He had a decent 2013 season hitting .307, but injuries limited him to 112 games. A shoulder injury cut last year short and held him to eight homers and only 63 RBI. He hasn’t hit at least 25 homers with 100 RBI since 2010, and that’s the basis for him being the key issue – if he doesn’t start post real All-Star numbers then the contract becomes a burden and consequently a distraction.

That’s why what he told reporters Sunday was important. He acknowledged the need to slow it down from time to time. Only twice in the last five years has he played as many as 155 games, and even that might be too much.

“I think it is probably to the point where I have to be a little more realistic that it’s probably not in my best interest or the team’s best interest to go out there and play 162 games,’’ Wright said. “I think a good off day here and there probably can be beneficial for both me and the team.’’

But, that’s up to Terry Collins. If he left it up to Wright, he’d play. Collins must be disciplined enough to have a plan with Wright and stick to it. Usually, that means resting him the day before an off day. That’s a two-day rest.

Wright also acknowledged he must modify his game, meaning being more selective and concentrate on driving the ball in the gaps and not worrying about pulling.

“I remember our first year in Citi Field [in 2009], I think I hit 10 [homers] and I felt like I had a very productive season – and it was because of driving runs in, scoring runs,’’ Wright told reporters today in Port St. Lucie. “I don’t judge a season by how many home runs I hit. It’s more being productive, more being a middle-of-the-order-type hitter, where I’m driving in runs, scoring runs.

“The thing that bothered me last year wasn’t the lack of home runs. It was more that I just didn’t feel like I was the hitter I’m capable of being.’’

At 32, Wright’s best days are behind him, but that doesn’t mean there can’t be good ones ahead of him. After all, he has six more years, and with the Mets thinking playoffs, they can’t afford Wright being a shell of what he has been. He’s at the stage of his career when he knows he has to adjust.

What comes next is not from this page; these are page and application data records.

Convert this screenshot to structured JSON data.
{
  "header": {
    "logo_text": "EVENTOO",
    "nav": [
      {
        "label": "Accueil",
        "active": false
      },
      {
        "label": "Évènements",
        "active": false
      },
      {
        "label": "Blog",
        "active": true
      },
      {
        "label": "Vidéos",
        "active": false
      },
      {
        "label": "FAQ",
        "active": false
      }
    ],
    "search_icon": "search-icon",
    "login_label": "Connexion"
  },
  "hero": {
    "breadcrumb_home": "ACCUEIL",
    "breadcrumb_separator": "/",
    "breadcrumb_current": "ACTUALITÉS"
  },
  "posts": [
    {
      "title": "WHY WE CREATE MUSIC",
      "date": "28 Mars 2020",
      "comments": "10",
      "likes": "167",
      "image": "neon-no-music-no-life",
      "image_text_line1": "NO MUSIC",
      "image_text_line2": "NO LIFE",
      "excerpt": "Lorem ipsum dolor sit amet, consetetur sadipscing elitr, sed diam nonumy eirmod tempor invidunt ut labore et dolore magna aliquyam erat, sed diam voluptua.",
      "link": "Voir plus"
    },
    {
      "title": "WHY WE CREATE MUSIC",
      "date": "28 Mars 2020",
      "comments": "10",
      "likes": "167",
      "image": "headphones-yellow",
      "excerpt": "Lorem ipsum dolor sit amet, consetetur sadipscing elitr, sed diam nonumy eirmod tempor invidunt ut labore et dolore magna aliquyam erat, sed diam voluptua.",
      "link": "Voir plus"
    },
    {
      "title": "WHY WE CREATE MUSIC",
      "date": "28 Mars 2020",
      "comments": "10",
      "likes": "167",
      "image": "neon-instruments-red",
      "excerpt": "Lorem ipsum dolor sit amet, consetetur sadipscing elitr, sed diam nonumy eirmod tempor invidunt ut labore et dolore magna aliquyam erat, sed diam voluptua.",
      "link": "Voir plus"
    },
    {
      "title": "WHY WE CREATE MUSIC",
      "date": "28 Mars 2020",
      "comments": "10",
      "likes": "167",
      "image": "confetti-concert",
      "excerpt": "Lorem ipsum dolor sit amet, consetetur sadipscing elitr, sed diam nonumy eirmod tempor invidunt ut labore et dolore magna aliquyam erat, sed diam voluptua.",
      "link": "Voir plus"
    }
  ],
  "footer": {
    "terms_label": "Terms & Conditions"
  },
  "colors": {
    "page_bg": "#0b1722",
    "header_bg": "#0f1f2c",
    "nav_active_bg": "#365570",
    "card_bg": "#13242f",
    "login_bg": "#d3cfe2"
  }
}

Professional hitters are able to do that – which is what he acknowledged this afternoon.

Wright has always been a pro, and I wouldn’t expect anything less of him now.